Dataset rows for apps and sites
▼

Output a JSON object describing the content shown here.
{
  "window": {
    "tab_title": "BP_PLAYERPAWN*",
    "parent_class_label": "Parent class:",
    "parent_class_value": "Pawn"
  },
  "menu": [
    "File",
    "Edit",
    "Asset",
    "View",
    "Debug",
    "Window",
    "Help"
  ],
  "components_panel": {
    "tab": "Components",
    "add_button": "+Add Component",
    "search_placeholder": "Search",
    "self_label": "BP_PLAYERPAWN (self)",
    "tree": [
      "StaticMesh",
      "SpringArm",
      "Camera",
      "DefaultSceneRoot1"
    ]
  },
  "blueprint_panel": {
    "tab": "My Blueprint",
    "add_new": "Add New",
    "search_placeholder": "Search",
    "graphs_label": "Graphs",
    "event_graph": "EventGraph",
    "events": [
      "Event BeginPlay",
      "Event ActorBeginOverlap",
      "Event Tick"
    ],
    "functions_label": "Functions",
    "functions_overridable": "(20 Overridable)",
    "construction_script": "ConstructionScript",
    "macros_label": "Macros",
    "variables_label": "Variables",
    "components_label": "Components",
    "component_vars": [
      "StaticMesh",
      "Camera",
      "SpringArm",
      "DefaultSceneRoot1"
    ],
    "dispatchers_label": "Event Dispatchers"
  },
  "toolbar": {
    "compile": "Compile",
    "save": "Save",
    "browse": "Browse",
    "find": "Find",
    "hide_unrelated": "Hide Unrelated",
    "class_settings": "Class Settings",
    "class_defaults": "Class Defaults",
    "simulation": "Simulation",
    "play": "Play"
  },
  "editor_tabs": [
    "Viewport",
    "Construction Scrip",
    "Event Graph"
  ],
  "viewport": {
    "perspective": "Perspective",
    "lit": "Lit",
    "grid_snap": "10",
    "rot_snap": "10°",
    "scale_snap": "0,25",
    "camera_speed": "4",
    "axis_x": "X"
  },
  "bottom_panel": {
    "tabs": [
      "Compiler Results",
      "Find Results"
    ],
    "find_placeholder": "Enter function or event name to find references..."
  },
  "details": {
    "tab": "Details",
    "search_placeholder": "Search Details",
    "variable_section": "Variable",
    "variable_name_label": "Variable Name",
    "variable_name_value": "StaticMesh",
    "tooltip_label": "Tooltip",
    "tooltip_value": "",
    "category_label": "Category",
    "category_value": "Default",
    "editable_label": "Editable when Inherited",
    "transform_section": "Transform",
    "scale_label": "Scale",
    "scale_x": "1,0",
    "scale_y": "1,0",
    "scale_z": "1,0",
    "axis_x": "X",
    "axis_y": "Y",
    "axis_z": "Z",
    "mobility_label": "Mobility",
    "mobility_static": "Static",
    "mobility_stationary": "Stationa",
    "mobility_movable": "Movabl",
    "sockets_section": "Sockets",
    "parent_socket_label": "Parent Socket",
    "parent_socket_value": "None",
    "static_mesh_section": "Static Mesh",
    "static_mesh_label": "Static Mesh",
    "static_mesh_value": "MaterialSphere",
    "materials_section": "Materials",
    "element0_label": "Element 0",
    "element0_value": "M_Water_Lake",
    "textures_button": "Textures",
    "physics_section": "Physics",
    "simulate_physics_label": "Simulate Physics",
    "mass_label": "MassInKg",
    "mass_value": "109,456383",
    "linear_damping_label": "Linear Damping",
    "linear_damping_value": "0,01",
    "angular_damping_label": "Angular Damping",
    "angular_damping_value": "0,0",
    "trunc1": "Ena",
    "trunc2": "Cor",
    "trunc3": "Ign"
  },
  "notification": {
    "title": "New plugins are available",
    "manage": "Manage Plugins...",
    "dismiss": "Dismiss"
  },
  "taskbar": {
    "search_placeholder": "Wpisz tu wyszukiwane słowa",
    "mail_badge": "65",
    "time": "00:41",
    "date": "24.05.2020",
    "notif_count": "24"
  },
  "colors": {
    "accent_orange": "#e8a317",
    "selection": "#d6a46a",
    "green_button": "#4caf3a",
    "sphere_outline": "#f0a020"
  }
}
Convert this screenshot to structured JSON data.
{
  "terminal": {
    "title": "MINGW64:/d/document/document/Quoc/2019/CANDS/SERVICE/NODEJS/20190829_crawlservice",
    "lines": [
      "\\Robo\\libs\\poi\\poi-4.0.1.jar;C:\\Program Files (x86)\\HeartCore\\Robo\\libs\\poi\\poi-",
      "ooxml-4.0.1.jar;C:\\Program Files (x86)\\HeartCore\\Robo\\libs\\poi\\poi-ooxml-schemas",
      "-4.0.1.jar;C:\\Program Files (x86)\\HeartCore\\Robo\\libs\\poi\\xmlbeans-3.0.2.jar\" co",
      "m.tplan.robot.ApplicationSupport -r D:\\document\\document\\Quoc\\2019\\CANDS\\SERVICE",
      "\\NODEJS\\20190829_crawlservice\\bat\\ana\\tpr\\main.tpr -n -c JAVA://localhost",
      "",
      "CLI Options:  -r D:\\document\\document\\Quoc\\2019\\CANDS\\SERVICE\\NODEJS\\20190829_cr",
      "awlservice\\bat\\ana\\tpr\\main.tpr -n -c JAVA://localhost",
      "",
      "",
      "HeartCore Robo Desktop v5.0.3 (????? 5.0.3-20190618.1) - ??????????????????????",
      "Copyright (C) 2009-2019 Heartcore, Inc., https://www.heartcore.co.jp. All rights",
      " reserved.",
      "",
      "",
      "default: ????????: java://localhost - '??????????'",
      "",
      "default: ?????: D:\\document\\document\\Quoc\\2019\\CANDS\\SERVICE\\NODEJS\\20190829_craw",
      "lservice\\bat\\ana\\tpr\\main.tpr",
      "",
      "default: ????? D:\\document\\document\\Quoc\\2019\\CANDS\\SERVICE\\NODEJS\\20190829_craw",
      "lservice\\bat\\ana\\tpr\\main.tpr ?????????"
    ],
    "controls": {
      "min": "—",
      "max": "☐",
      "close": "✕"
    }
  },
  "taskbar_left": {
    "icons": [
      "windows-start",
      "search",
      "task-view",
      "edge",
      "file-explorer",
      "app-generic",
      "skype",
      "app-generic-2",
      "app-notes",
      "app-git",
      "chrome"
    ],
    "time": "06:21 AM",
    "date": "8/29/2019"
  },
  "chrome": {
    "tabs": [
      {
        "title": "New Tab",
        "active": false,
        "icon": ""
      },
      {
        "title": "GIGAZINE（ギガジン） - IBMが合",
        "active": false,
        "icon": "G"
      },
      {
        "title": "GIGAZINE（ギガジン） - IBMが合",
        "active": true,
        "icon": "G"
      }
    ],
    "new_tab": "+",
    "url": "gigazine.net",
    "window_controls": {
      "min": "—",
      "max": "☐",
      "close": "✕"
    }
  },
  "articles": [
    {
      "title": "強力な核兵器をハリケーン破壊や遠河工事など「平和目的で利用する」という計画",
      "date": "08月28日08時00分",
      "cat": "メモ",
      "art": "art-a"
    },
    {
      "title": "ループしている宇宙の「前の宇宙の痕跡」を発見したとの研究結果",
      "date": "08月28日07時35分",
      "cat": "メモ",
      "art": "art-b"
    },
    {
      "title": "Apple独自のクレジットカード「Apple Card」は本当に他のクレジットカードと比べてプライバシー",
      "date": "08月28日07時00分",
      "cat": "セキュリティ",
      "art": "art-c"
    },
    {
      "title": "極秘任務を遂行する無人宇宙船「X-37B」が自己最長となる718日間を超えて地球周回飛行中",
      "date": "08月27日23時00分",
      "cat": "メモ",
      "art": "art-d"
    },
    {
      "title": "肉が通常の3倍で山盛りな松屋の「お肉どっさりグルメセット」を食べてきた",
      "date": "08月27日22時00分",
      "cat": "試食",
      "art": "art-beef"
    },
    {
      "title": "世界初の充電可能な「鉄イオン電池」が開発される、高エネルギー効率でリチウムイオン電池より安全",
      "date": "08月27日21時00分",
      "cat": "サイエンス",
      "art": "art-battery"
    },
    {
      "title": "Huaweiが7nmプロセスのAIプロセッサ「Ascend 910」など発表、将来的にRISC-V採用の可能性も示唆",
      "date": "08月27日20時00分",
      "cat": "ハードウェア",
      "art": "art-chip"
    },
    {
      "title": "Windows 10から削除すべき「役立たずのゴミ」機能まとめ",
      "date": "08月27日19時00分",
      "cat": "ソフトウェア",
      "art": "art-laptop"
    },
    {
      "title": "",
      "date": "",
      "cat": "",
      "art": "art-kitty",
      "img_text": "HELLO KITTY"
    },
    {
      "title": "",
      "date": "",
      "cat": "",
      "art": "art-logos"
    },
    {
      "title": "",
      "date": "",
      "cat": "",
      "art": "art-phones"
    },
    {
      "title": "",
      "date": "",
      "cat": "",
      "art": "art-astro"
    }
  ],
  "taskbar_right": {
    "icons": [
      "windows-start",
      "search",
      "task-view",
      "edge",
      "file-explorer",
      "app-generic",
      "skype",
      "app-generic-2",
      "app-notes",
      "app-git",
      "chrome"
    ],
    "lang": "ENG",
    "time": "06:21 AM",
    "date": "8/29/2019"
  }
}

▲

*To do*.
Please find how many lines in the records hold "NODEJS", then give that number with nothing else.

*Solution*.
5